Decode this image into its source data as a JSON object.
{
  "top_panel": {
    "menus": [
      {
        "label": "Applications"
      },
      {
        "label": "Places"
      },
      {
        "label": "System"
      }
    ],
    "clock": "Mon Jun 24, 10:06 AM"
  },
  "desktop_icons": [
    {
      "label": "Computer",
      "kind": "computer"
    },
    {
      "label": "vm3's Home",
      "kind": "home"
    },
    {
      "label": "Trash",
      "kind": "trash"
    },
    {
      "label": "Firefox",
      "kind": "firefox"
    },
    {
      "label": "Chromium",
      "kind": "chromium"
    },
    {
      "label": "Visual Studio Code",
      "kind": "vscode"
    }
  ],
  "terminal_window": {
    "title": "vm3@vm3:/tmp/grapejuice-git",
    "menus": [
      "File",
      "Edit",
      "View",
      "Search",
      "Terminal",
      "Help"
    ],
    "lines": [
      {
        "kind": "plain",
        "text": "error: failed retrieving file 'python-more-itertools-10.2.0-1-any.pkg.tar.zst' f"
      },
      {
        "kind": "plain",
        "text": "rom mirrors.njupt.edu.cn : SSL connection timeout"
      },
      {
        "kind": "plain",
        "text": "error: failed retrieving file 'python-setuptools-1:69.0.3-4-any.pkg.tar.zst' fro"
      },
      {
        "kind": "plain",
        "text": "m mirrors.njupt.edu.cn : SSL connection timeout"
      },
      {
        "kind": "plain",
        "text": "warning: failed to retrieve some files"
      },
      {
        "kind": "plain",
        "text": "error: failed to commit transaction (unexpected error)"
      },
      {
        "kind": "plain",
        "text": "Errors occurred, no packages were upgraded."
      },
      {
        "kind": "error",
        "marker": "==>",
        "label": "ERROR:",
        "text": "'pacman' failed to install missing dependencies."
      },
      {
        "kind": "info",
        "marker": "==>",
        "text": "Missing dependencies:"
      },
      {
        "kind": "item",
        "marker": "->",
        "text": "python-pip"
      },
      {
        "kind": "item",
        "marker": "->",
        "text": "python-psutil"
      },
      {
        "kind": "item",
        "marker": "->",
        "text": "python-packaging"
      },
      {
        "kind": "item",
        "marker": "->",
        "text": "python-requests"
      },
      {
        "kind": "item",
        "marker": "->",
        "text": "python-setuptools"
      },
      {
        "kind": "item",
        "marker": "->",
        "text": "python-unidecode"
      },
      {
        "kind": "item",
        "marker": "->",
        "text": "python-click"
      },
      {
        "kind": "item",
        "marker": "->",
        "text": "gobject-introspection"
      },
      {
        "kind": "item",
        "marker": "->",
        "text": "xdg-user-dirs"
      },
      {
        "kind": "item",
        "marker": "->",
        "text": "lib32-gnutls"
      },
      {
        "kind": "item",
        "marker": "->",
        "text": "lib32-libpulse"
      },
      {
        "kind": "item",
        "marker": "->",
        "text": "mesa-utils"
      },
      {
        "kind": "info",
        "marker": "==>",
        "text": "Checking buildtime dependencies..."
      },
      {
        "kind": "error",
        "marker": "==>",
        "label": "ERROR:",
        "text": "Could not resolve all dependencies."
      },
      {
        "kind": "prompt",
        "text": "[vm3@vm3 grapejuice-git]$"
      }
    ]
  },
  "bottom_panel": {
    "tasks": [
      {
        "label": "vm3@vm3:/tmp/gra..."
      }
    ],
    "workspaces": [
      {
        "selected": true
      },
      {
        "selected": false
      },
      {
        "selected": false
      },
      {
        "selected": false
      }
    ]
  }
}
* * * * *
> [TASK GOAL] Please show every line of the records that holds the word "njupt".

> [EXPECTED ANSWER]
        "text": "rom mirrors.njupt.edu.cn : SSL connection timeout"
        "text": "m mirrors.njupt.edu.cn : SSL connection timeout"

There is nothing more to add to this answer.